As we look ahead to 2010, Bull City Rising is taking a look back at the first decade of the twenty-first century in Durham.

We've done year-ending best-of lists here in the past, but this time around, in honor of the arrival of 2010 we're looking to suggest a list of the twenty most important stories of the past ten years in Durham.

Some individual events -- 2002's ice storm, the Duke lacrosse case -- stand out as significant enough to receive individual attention. But in most cases, we'll be looking at stories from the lens of trends, sequences of events or direction that collectively shaped the Bull City over the past ten years.

In those cases, we're giving particular attention to stories that indelibly marked breaks from the past, or which portend significant changes for life in Durham in the coming decade or two. What are the events that have shaped our community, or will shape them?

Some of them will come as no surprise. Others represent collections of individual events and movements that individually are of smaller impact, but combine to create a more powerful trend out of this decade and influencing tomorrow's Durham.

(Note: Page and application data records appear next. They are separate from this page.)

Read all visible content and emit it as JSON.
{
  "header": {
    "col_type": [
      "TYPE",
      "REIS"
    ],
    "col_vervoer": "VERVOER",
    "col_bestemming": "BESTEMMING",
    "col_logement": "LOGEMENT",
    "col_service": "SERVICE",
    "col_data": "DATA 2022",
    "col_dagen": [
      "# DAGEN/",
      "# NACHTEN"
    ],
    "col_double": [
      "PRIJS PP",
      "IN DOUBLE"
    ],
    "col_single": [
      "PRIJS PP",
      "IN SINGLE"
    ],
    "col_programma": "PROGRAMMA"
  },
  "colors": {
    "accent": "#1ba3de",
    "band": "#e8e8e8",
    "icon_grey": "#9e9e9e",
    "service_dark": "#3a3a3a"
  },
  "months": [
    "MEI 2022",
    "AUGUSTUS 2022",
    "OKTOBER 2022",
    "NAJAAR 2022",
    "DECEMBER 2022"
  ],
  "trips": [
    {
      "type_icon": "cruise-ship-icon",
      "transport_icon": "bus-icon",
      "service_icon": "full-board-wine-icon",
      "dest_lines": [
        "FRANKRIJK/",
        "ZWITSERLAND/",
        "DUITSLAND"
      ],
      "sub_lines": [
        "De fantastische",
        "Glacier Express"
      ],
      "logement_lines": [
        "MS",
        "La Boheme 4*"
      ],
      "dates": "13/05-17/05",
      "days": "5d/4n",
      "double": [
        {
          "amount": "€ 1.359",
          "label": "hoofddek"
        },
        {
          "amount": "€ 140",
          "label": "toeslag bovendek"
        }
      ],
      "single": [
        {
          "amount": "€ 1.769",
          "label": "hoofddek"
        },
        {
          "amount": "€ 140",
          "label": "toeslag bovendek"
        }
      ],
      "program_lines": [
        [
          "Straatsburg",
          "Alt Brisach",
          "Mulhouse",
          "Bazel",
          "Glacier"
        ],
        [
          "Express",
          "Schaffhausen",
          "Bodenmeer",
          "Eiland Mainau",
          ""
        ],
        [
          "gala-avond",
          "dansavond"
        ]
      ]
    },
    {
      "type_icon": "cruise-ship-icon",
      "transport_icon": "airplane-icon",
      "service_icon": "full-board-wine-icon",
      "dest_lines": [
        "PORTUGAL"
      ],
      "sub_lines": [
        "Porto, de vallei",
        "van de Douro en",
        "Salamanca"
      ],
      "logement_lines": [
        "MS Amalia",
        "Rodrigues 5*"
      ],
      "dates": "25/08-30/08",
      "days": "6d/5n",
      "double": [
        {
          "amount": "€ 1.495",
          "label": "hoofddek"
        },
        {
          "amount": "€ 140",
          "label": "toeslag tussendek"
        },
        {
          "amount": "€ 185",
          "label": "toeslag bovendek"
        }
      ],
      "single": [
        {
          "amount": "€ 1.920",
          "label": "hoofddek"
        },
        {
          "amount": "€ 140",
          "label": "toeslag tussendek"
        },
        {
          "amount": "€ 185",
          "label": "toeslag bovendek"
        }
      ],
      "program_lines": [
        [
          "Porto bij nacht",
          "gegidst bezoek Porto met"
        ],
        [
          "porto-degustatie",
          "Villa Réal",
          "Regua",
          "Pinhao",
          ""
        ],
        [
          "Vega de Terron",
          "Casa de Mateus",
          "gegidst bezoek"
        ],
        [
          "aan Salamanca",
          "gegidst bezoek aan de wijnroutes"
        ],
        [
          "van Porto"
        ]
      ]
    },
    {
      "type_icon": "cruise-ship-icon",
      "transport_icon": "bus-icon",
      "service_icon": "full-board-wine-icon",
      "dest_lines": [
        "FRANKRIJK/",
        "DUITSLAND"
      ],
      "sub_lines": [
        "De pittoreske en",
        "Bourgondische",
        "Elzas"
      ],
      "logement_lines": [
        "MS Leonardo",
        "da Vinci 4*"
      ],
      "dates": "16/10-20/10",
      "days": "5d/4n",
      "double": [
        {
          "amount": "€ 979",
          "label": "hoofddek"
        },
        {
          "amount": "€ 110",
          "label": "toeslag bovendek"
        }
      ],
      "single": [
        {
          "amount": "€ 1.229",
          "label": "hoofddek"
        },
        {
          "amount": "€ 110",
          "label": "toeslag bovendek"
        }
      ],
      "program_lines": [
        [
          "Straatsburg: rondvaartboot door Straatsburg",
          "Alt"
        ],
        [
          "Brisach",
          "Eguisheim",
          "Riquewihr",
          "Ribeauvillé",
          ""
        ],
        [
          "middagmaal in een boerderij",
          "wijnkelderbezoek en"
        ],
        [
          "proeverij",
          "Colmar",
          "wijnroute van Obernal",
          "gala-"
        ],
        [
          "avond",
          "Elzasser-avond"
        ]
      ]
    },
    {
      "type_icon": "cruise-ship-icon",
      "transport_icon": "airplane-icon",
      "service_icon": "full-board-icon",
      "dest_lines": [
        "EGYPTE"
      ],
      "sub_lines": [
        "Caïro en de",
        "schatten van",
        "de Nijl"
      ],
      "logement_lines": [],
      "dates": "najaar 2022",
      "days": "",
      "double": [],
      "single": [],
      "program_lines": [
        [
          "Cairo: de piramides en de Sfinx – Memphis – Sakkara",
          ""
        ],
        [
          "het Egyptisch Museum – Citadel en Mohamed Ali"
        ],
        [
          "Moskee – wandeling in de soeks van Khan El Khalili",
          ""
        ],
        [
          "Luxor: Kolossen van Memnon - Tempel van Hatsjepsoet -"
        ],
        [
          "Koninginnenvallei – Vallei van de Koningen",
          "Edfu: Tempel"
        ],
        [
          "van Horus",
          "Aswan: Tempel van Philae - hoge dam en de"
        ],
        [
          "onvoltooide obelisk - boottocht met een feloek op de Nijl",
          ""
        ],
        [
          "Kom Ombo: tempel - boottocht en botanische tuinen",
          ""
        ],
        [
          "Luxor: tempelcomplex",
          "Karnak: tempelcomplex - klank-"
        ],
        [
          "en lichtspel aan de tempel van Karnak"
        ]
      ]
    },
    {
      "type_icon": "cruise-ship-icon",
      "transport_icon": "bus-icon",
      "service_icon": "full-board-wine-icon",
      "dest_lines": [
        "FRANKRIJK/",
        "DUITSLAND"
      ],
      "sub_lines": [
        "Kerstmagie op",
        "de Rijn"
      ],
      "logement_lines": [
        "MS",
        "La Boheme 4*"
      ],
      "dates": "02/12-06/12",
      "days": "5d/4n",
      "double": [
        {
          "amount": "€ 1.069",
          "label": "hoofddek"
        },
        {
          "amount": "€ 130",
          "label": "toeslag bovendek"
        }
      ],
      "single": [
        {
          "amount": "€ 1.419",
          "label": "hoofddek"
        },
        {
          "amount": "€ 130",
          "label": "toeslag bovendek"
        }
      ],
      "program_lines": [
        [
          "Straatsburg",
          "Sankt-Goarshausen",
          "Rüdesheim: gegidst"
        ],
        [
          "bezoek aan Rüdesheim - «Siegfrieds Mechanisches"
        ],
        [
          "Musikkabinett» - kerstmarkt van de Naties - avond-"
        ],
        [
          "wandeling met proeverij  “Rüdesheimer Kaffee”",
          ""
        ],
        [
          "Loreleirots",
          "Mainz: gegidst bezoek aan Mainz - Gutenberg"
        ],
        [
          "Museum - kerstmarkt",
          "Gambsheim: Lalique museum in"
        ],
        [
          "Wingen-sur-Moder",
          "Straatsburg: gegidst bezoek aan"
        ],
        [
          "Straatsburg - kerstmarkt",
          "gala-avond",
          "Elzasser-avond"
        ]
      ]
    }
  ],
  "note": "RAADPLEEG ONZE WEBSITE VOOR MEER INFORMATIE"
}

As always, your comments are welcome. The Project 20/10 series will run from now through New Year's Day.